plause. Another bulk of it goes in
to the hands of the brewers and dis
tillers of this country to make up
the millions of dollars which are
used by the great liquor organiza
tions of this country to buy our
politicians and lawmaking bodies,
to subsidize the American ballot, and
to dig down the very pillars of
American liberty. The meat and
bread and comforts of the poor
drunkard's cottage turned into the
corrupting fund of our country.
Great applause. Another bulk of
it goes into the hands of the thou
sands of diamond-studded gam
bles, who, with velvet hands and
elegantly clothed bodies have their
rooms in the saloon-buildings of this
country, who do not work, but gath
er up the money of the saloon crowd
and buy their clothes, their dia
monds and their fine horses, with
the bread and meat of the poor.
Applause. No wonder the middle
classes of this country are in such
a distressed condition to-day. Take
a family of four boys; let three of
them be hard-working boys, and one
an idler and a gambler; and if the
gambler comes in touch with the
money of the other three, he will
wreck the whole family. The poor,
hard-working fellows who frequent
the saloons, are supporting thee
idle gamblers.
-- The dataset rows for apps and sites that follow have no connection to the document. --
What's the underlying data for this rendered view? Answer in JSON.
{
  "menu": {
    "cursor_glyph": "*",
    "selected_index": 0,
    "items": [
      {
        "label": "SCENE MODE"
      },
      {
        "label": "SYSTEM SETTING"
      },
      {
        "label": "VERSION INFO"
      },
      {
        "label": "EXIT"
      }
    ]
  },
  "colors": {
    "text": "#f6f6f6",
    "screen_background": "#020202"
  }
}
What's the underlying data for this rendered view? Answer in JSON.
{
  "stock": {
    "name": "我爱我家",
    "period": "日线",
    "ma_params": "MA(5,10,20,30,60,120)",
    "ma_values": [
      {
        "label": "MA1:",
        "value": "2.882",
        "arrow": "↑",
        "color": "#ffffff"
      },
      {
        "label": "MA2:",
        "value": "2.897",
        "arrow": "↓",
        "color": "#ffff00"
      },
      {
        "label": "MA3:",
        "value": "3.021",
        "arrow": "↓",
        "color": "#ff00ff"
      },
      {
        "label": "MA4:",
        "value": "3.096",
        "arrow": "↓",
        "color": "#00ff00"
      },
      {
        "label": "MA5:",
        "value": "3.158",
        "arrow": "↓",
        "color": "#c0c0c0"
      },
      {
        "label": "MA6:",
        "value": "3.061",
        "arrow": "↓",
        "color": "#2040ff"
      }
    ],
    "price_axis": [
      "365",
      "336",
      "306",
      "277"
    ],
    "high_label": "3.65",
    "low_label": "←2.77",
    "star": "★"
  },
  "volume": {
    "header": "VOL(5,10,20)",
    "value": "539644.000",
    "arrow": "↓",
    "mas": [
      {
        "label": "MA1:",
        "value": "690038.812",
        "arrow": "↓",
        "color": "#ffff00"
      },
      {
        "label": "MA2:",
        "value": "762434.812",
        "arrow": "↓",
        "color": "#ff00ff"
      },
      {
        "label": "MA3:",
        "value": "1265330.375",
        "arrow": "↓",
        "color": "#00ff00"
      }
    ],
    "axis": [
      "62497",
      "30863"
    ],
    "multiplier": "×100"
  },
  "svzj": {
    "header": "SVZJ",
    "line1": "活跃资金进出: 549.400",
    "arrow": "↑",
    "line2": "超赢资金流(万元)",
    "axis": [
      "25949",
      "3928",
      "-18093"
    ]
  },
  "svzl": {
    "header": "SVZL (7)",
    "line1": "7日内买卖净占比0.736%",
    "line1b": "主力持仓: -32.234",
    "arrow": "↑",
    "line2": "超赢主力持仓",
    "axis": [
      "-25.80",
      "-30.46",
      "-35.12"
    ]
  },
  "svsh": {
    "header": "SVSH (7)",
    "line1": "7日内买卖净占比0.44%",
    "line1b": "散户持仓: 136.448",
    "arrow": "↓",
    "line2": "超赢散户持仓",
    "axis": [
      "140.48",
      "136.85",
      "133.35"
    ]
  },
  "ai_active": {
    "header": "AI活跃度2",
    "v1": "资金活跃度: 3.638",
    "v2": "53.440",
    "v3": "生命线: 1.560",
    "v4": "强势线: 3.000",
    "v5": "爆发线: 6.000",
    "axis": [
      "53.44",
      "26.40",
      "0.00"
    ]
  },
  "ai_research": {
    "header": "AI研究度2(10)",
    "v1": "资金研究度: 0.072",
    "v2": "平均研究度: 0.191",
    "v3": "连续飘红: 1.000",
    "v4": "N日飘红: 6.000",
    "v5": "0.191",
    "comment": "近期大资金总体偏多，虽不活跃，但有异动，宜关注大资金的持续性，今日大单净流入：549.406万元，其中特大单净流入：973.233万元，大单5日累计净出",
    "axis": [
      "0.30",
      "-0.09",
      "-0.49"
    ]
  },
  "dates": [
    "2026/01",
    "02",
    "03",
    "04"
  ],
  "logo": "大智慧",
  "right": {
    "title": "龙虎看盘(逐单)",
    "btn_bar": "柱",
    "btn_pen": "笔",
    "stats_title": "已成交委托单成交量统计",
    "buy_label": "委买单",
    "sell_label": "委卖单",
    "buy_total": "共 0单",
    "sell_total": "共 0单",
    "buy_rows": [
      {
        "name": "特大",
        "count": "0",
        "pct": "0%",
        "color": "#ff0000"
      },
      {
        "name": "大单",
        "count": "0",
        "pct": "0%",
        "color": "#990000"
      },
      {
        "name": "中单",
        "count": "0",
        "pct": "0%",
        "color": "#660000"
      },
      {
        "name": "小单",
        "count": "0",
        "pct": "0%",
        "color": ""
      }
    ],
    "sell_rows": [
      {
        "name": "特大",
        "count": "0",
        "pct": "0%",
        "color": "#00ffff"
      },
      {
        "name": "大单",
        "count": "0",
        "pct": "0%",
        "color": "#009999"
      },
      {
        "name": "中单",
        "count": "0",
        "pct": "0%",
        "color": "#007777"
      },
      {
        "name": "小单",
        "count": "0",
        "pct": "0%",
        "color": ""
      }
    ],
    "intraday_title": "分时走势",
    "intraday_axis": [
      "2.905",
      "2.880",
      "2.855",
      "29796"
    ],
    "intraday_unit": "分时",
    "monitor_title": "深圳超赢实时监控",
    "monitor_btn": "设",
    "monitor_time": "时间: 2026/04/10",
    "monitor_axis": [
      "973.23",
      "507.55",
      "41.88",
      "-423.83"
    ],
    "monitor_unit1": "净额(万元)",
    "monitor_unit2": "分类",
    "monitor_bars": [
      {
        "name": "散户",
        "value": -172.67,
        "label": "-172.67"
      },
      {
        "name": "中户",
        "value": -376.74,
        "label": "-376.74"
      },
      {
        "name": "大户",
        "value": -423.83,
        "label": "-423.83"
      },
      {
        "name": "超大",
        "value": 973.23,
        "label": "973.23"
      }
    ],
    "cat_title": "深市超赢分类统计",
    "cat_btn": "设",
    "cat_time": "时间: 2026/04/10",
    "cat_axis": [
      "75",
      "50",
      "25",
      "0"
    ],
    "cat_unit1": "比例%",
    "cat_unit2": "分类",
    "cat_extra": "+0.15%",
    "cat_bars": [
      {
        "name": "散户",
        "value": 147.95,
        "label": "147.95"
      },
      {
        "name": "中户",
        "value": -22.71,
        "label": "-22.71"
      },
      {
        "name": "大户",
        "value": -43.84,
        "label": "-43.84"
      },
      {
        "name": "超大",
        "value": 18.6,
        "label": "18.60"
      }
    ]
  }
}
You see this money
is going out of the hands of the com
mon people; they are the material
out of which the prosperity of this
country is built. The world is like
a pie. The upper crust is brittle and
unreliable, and the under crust is
soft and smutty, but the goody is in
the middle. Applause and laugh
ter. I believe in the middle classes
of our country, and it is from thjs
class that the saloon is drawing its
CONTINUED IN NEXT ISSUE.
lirig the Stomachs andBoweis of
Cyiutri.MorpWne nor Mineral.
Pumpkin Set J'
Apetfect Remedy for Constipa
tion, Sour Stotnach.Diarrhoea,
Worms .Convulsions Jevcri sh
ness and Loss OF SLEEP.
lac Simile Signature of
ACME EASY CHAIR.
exact copr or wrappeb,
a stock of the cheapest, best and largest as-
to be found in Columbia or anywhere else.
The entire stock marked down cheaper than
ever. Call and see for yourself.
THE PHOENIX .'. BANK,
PAID IN CAPITAL,
D. F. W ATKINS.
Wesolloltthe aooountt of Farmer. Merohanu and other, and guarantee at liberal
onnn treatmentaaU consistent with safe business prlnolplei.
J. P. STREET, JNU. W. FKIEKSON. Jr.. J. I.. HIITYOW
FMIffi AI MUMS' BANK,
Strictly a Banking Business.
J. E. Brownlow.
J. W. FRY,
We solioit deposits, no matter how
The MAURY NATIONAL BANK,
COLUMBIA, TENNESSEE. '
Accounts of fnrmprn. mnrolunt. n
Taka the Herald for 189!
now to look ;oon.
Good looks are really more than skin
deep, depending entirely on a healthy
condition of all the vital organs. If the
liver is inactive, you have a bilious
look; if your stomach it disordered,
you have a dispeptic look; if your kid
neys a-e affected, you. have a pinched
look. Secure good health and you will
surely have good looks. "Electric Bit
ters" is a good alterative and tonic.
Acts directly on the stomach, liver and
kidneys. Purities the blood, cures pim
ples, blotches and boils, and gives good
complexion. Every bottle guaranteed.
Sold at Woldrige ife Irvine's drug store.
50 cents per bottle. (5) June4 ly
Bring your job
printing lo the
IS ON THE
Caetoria is put up In one-size tottlea only. It
is not sold ia bulk, Don't allow anyone to sell
yon anything else on the plea or promise tbat It
is "just as good" and "will answer every pur
pose." See that yon got G-A-8-T-0-E-I-A,
lima SIX . Tr7 lI2l Um'
IT IS ft Ffl
If you will call at
our store, you, will
with us, that
we now have on hand
North Main Street, Columbia, Tenn.
BOARD OF DIRECTORS!
J. P. STREET.
JOHN W FRIER80N, J.
JOHN A. OAK EH.
JOHN D. DOBBINS.
J. L. HUTTON.
W. T. 1BVINK.
i. P. Browhlow. J. J. Fleming
J. F. Browkww. T. J. Rba.
J. P. BROWNLOW. j. ip. KTtnwwTfvnr
small, and promise courteous attention to eu'r
BOARD OF DIRECTORS.
O. A. Parker.
W. M. Cheairi.
W. P. Ridley.
John W. Cecil.
H. L. Martin.
W. W. Joyce.
R. C. Church
A. F. Brown.
A. B. Rains.
G. T. IIuhes.